Description of the task
Each line of the listing below should be restated word for word.

■ ■ ■ ■ ■ ■ ■

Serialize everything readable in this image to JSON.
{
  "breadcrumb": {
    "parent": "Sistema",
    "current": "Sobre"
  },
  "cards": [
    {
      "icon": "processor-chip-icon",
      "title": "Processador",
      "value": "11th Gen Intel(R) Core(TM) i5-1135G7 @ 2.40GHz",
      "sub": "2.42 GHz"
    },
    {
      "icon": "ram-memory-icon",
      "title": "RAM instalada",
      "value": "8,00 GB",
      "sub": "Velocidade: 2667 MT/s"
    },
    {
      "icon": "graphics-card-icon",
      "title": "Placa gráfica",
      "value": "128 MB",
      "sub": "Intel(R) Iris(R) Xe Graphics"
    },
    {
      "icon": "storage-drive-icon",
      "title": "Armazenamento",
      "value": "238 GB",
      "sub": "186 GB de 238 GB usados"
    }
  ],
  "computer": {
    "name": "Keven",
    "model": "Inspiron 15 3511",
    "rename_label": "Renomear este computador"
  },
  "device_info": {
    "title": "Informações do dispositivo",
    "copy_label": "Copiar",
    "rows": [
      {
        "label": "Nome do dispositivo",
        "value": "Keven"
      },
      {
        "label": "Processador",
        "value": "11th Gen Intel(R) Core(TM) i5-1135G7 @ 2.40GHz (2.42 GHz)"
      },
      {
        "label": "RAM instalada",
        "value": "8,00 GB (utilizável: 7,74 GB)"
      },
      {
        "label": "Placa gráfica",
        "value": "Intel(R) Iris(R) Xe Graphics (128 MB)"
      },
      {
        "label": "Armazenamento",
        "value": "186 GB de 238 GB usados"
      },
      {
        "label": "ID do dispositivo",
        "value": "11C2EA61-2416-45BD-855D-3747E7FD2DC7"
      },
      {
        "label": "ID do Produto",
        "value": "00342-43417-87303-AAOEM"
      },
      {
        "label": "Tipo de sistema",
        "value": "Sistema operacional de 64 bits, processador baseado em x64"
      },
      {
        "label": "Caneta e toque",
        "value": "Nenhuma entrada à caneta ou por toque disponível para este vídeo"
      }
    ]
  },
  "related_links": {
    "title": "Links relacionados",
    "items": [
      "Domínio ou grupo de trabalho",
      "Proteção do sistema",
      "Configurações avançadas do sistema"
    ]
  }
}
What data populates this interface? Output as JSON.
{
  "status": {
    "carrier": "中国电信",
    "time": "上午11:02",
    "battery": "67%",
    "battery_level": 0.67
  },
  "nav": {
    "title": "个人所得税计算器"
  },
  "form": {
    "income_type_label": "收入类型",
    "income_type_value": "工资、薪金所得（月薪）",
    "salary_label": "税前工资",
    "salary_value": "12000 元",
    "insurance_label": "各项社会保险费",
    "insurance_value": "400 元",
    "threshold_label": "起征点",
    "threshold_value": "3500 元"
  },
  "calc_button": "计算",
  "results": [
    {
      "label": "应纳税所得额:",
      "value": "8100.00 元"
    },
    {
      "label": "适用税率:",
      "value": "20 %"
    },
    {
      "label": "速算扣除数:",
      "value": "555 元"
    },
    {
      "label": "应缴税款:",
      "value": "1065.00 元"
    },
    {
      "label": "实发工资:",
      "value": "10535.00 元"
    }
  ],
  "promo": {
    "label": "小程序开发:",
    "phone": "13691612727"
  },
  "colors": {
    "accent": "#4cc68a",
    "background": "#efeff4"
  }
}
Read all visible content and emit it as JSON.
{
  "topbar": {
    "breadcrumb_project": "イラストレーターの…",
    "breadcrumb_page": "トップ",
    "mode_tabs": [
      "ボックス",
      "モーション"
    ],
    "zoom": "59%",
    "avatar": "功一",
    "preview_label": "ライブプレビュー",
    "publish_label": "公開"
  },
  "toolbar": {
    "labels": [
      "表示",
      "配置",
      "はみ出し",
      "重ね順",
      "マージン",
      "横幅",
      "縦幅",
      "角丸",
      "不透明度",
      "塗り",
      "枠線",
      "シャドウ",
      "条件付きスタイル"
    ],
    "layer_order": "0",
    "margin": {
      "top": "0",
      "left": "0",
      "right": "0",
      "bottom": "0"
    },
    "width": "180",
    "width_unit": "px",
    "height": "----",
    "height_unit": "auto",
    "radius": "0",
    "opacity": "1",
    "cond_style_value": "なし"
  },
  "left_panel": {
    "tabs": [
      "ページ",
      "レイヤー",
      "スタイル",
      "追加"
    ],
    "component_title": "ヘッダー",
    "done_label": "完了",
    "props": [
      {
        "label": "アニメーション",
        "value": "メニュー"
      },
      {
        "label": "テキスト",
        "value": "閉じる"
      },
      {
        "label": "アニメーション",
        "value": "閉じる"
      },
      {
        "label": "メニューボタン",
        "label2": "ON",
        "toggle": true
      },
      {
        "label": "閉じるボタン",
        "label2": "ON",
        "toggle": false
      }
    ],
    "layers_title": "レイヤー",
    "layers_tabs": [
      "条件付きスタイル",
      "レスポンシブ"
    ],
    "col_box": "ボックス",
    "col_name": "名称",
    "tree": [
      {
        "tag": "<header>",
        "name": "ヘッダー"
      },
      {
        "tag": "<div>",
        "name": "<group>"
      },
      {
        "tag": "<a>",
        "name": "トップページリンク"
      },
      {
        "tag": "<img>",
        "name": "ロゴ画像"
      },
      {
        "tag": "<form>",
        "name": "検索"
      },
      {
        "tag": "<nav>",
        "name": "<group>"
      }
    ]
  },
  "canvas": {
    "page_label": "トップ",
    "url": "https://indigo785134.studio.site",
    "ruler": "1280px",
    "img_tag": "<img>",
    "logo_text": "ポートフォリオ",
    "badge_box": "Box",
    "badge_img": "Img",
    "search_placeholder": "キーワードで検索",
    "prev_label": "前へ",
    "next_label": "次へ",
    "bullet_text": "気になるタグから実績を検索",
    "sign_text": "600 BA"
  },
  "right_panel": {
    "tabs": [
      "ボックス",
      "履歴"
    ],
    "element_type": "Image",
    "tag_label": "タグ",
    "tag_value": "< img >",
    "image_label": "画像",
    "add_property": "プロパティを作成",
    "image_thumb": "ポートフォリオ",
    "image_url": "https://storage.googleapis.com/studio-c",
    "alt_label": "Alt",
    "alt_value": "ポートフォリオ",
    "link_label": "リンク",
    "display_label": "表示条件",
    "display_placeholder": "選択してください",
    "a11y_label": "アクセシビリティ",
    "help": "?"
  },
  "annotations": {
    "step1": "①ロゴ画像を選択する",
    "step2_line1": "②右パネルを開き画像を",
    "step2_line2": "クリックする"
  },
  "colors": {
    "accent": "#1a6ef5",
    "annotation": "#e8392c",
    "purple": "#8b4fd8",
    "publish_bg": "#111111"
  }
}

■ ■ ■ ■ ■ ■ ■

Response below
Serialize everything readable in this image to JSON.
{
  "breadcrumb": {
    "parent": "Sistema",
    "current": "Sobre"
  },
  "cards": [
    {
      "icon": "processor-chip-icon",
      "title": "Processador",
      "value": "11th Gen Intel(R) Core(TM) i5-1135G7 @ 2.40GHz",
      "sub": "2.42 GHz"
    },
    {
      "icon": "ram-memory-icon",
      "title": "RAM instalada",
      "value": "8,00 GB",
      "sub": "Velocidade: 2667 MT/s"
    },
    {
      "icon": "graphics-card-icon",
      "title": "Placa gráfica",
      "value": "128 MB",
      "sub": "Intel(R) Iris(R) Xe Graphics"
    },
    {
      "icon": "storage-drive-icon",
      "title": "Armazenamento",
      "value": "238 GB",
      "sub": "186 GB de 238 GB usados"
    }
  ],
  "computer": {
    "name": "Keven",
    "model": "Inspiron 15 3511",
    "rename_label": "Renomear este computador"
  },
  "device_info": {
    "title": "Informações do dispositivo",
    "copy_label": "Copiar",
    "rows": [
      {
        "label": "Nome do dispositivo",
        "value": "Keven"
      },
      {
        "label": "Processador",
        "value": "11th Gen Intel(R) Core(TM) i5-1135G7 @ 2.40GHz (2.42 GHz)"
      },
      {
        "label": "RAM instalada",
        "value": "8,00 GB (utilizável: 7,74 GB)"
      },
      {
        "label": "Placa gráfica",
        "value": "Intel(R) Iris(R) Xe Graphics (128 MB)"
      },
      {
        "label": "Armazenamento",
        "value": "186 GB de 238 GB usados"
      },
      {
        "label": "ID do dispositivo",
        "value": "11C2EA61-2416-45BD-855D-3747E7FD2DC7"
      },
      {
        "label": "ID do Produto",
        "value": "00342-43417-87303-AAOEM"
      },
      {
        "label": "Tipo de sistema",
        "value": "Sistema operacional de 64 bits, processador baseado em x64"
      },
      {
        "label": "Caneta e toque",
        "value": "Nenhuma entrada à caneta ou por toque disponível para este vídeo"
      }
    ]
  },
  "related_links": {
    "title": "Links relacionados",
    "items": [
      "Domínio ou grupo de trabalho",
      "Proteção do sistema",
      "Configurações avançadas do sistema"
    ]
  }
}
What data populates this interface? Output as JSON.
{
  "status": {
    "carrier": "中国电信",
    "time": "上午11:02",
    "battery": "67%",
    "battery_level": 0.67
  },
  "nav": {
    "title": "个人所得税计算器"
  },
  "form": {
    "income_type_label": "收入类型",
    "income_type_value": "工资、薪金所得（月薪）",
    "salary_label": "税前工资",
    "salary_value": "12000 元",
    "insurance_label": "各项社会保险费",
    "insurance_value": "400 元",
    "threshold_label": "起征点",
    "threshold_value": "3500 元"
  },
  "calc_button": "计算",
  "results": [
    {
      "label": "应纳税所得额:",
      "value": "8100.00 元"
    },
    {
      "label": "适用税率:",
      "value": "20 %"
    },
    {
      "label": "速算扣除数:",
      "value": "555 元"
    },
    {
      "label": "应缴税款:",
      "value": "1065.00 元"
    },
    {
      "label": "实发工资:",
      "value": "10535.00 元"
    }
  ],
  "promo": {
    "label": "小程序开发:",
    "phone": "13691612727"
  },
  "colors": {
    "accent": "#4cc68a",
    "background": "#efeff4"
  }
}
Read all visible content and emit it as JSON.
{
  "topbar": {
    "breadcrumb_project": "イラストレーターの…",
    "breadcrumb_page": "トップ",
    "mode_tabs": [
      "ボックス",
      "モーション"
    ],
    "zoom": "59%",
    "avatar": "功一",
    "preview_label": "ライブプレビュー",
    "publish_label": "公開"
  },
  "toolbar": {
    "labels": [
      "表示",
      "配置",
      "はみ出し",
      "重ね順",
      "マージン",
      "横幅",
      "縦幅",
      "角丸",
      "不透明度",
      "塗り",
      "枠線",
      "シャドウ",
      "条件付きスタイル"
    ],
    "layer_order": "0",
    "margin": {
      "top": "0",
      "left": "0",
      "right": "0",
      "bottom": "0"
    },
    "width": "180",
    "width_unit": "px",
    "height": "----",
    "height_unit": "auto",
    "radius": "0",
    "opacity": "1",
    "cond_style_value": "なし"
  },
  "left_panel": {
    "tabs": [
      "ページ",
      "レイヤー",
      "スタイル",
      "追加"
    ],
    "component_title": "ヘッダー",
    "done_label": "完了",
    "props": [
      {
        "label": "アニメーション",
        "value": "メニュー"
      },
      {
        "label": "テキスト",
        "value": "閉じる"
      },
      {
        "label": "アニメーション",
        "value": "閉じる"
      },
      {
        "label": "メニューボタン",
        "label2": "ON",
        "toggle": true
      },
      {
        "label": "閉じるボタン",
        "label2": "ON",
        "toggle": false
      }
    ],
    "layers_title": "レイヤー",
    "layers_tabs": [
      "条件付きスタイル",
      "レスポンシブ"
    ],
    "col_box": "ボックス",
    "col_name": "名称",
    "tree": [
      {
        "tag": "<header>",
        "name": "ヘッダー"
      },
      {
        "tag": "<div>",
        "name": "<group>"
      },
      {
        "tag": "<a>",
        "name": "トップページリンク"
      },
      {
        "tag": "<img>",
        "name": "ロゴ画像"
      },
      {
        "tag": "<form>",
        "name": "検索"
      },
      {
        "tag": "<nav>",
        "name": "<group>"
      }
    ]
  },
  "canvas": {
    "page_label": "トップ",
    "url": "https://indigo785134.studio.site",
    "ruler": "1280px",
    "img_tag": "<img>",
    "logo_text": "ポートフォリオ",
    "badge_box": "Box",
    "badge_img": "Img",
    "search_placeholder": "キーワードで検索",
    "prev_label": "前へ",
    "next_label": "次へ",
    "bullet_text": "気になるタグから実績を検索",
    "sign_text": "600 BA"
  },
  "right_panel": {
    "tabs": [
      "ボックス",
      "履歴"
    ],
    "element_type": "Image",
    "tag_label": "タグ",
    "tag_value": "< img >",
    "image_label": "画像",
    "add_property": "プロパティを作成",
    "image_thumb": "ポートフォリオ",
    "image_url": "https://storage.googleapis.com/studio-c",
    "alt_label": "Alt",
    "alt_value": "ポートフォリオ",
    "link_label": "リンク",
    "display_label": "表示条件",
    "display_placeholder": "選択してください",
    "a11y_label": "アクセシビリティ",
    "help": "?"
  },
  "annotations": {
    "step1": "①ロゴ画像を選択する",
    "step2_line1": "②右パネルを開き画像を",
    "step2_line2": "クリックする"
  },
  "colors": {
    "accent": "#1a6ef5",
    "annotation": "#e8392c",
    "purple": "#8b4fd8",
    "publish_bg": "#111111"
  }
}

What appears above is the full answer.